“Because your movie collection is always with you, there’s new freedom with new Ultra-Violet digital copy,” an announcer on a television commercial for “Green Lantern” intones.
UltraViolet had better work, because the home entertainment market is in dire straits.
The DVD market for new releases fell a staggering 44 percent last year as more movie watchers shifted to video-on-demand and online streaming services, according to a study by SNL Kagan. Overall, the home entertainment market was down 5.1 percent at mid-year, as AllThingsD pointed out.
Blu-ray is growing, but not enough to offset the massive declines in the DVD market.
Sony's UltraViolet compatible Blu-rays of "Friends With Benefits" and "The Smurfs" will arrive on Dec. 2. Universal will launch its first UltraViolet enabled title with the Dec. 6 debut of “Cowboys & Aliens," with the Paramount, Lionsgate and Fox offerings to follow it.
Notable holdout: Disney is not a member of the consortium.
The only way to put UltraViolet movies into the cloud right now is by purchasing physical discs. Eventually, consumers will be able to buy digital rights to a movie through online retailers such as Wal-Mart’s Vudu.
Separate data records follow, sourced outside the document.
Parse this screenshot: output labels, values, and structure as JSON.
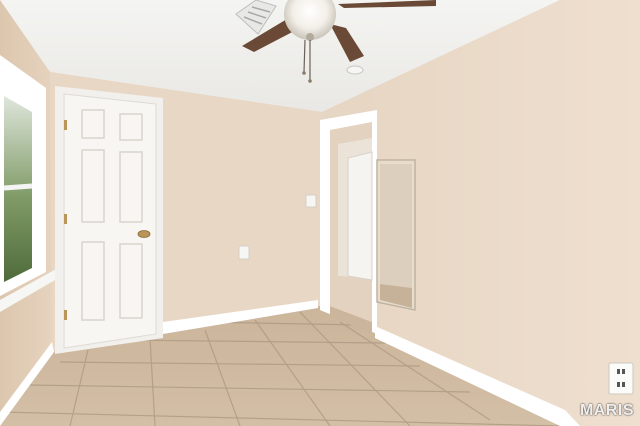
{
  "photo": {
    "watermark": "MARIS",
    "colors": {
      "ceiling": "#f2f2f0",
      "left_wall": "#e5d2bd",
      "back_wall": "#e9d9c6",
      "right_wall": "#eddccb",
      "trim": "#ffffff",
      "floor_tile": "#cdb89e",
      "grout": "#a8957e",
      "fan_blade": "#6a4a36"
    }
  }
}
Consortium members have agreed to offer the content for unlimited streaming and downloading from the cloud for at least a year (Warner Bros. is offering it for three years), but after that time studios reserve the right to levy additional service fees, Teitell said.
By that point, Teitell hopes that the digital cloud will be a ubiquitous part of any consumers life.
“We hope this will shift the mix, even just a little bit, so that buying movies is more fun, exciting, and engaging,” Teitell said.